* [WHAT NEEDS TO BE DONE] All lines below containing "JSON" are to be listed.
--- DATA SUPPLIED ---
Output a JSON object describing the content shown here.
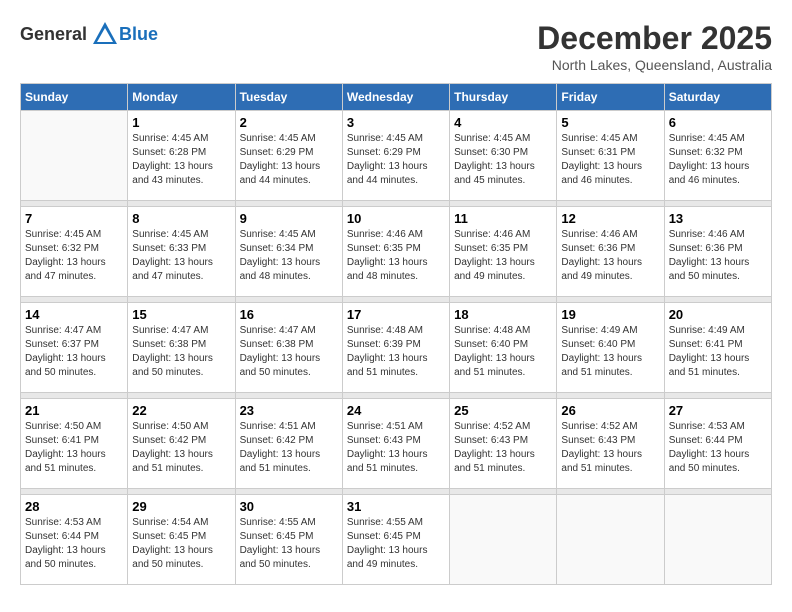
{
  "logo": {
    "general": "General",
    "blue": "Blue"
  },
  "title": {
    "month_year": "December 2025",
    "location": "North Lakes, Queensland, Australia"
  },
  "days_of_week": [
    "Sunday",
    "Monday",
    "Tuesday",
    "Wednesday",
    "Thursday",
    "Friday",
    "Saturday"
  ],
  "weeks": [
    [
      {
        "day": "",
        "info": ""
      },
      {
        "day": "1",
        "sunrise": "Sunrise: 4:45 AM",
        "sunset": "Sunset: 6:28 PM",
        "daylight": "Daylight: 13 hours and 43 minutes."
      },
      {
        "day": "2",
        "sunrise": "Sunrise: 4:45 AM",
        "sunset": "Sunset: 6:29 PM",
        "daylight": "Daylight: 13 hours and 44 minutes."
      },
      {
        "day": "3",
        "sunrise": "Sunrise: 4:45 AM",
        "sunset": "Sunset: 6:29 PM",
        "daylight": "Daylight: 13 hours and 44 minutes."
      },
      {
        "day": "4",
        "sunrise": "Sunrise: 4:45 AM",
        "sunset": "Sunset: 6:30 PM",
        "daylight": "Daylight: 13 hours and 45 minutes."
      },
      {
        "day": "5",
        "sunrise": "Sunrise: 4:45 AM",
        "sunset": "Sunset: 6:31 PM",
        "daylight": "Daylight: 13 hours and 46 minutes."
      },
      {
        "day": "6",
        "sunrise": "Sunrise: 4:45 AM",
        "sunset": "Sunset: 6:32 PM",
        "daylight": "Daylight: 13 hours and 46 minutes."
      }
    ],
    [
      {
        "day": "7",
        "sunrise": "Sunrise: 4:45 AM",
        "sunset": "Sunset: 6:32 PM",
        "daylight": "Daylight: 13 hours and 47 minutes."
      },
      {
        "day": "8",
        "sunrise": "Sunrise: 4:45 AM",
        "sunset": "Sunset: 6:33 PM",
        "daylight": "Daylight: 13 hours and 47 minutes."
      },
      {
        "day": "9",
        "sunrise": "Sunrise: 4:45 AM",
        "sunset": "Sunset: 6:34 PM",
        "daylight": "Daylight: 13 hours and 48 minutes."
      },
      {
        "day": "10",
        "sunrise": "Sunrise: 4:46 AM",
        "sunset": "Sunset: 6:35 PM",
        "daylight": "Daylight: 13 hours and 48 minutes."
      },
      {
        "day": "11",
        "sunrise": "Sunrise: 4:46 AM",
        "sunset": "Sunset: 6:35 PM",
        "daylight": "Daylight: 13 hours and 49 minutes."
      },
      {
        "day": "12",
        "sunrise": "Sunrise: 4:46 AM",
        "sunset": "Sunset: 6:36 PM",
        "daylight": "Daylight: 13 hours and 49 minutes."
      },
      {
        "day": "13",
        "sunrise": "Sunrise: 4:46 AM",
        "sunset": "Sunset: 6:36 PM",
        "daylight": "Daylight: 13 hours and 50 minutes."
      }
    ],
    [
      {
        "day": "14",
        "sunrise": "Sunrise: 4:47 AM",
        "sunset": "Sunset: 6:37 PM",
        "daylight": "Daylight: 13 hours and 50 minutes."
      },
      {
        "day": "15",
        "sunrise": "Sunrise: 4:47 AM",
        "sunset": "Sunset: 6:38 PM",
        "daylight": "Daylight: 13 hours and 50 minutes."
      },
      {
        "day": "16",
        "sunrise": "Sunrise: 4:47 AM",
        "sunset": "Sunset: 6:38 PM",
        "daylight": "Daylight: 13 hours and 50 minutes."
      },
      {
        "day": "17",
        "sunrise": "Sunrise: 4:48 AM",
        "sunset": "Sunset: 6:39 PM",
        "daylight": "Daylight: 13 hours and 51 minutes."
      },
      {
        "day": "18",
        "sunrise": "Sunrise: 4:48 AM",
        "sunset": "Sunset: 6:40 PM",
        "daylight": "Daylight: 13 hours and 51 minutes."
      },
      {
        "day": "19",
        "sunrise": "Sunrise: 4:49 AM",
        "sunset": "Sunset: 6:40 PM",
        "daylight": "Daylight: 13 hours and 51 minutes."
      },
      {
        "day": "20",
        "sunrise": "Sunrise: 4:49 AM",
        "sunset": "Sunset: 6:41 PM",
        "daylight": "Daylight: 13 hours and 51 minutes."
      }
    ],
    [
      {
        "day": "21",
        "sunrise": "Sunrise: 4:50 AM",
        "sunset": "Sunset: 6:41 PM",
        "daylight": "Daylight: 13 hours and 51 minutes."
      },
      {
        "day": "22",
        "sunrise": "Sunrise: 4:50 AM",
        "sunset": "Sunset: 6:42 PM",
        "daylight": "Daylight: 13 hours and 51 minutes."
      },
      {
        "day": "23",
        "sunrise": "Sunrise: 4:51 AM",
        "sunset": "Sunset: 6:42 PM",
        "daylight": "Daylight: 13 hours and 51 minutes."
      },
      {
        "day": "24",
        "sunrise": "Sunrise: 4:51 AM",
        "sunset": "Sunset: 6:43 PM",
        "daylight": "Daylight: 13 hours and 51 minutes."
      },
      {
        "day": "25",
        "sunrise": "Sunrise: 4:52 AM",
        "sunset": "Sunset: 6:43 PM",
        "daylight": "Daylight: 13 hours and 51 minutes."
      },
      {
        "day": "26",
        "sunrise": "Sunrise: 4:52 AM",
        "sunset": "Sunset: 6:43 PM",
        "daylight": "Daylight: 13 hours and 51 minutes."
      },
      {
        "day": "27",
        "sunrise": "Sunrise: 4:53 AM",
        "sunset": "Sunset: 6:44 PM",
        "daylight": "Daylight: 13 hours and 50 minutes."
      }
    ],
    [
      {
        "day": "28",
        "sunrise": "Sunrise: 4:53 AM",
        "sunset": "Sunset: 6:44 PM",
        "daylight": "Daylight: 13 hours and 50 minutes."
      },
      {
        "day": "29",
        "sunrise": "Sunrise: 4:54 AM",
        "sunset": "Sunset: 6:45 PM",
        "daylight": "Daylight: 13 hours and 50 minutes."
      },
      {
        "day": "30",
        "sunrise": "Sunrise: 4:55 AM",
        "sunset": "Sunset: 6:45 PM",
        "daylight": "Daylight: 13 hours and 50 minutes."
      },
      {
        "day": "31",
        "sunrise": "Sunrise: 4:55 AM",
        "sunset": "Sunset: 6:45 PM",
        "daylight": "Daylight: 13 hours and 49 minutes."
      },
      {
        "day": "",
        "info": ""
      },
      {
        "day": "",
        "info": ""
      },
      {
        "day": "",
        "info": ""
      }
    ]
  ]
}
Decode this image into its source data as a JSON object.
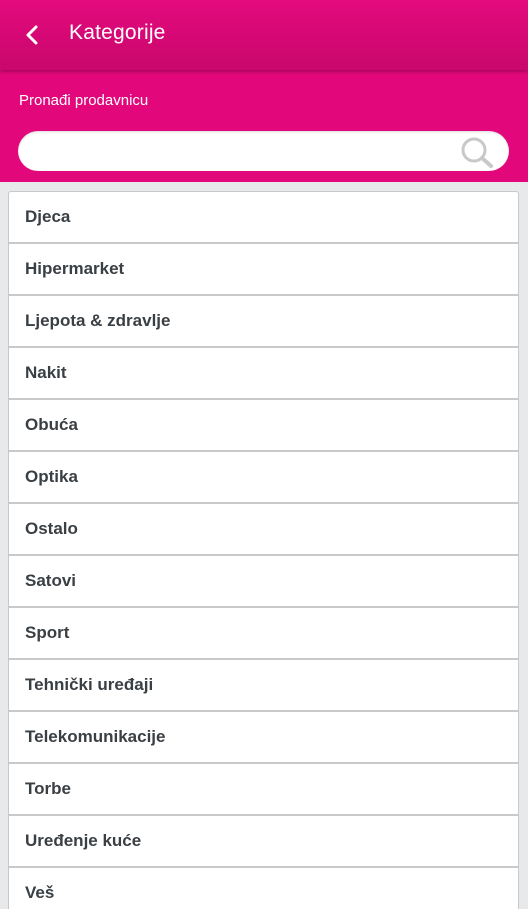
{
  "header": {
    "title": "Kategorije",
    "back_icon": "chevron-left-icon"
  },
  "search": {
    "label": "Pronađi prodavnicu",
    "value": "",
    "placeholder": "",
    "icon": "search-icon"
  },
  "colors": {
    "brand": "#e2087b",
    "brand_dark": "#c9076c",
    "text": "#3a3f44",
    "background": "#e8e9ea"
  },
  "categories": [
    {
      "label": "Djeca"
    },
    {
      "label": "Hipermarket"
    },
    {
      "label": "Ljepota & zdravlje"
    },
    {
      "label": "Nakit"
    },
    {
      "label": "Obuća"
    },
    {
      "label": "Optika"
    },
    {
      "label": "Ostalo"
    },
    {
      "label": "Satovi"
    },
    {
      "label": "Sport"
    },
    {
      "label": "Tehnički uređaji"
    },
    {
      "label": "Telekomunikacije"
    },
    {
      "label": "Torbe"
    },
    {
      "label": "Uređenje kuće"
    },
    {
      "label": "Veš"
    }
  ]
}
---
* [RESULT]
Output a JSON object describing the content shown here.
Decode this image into its source data as a JSON object.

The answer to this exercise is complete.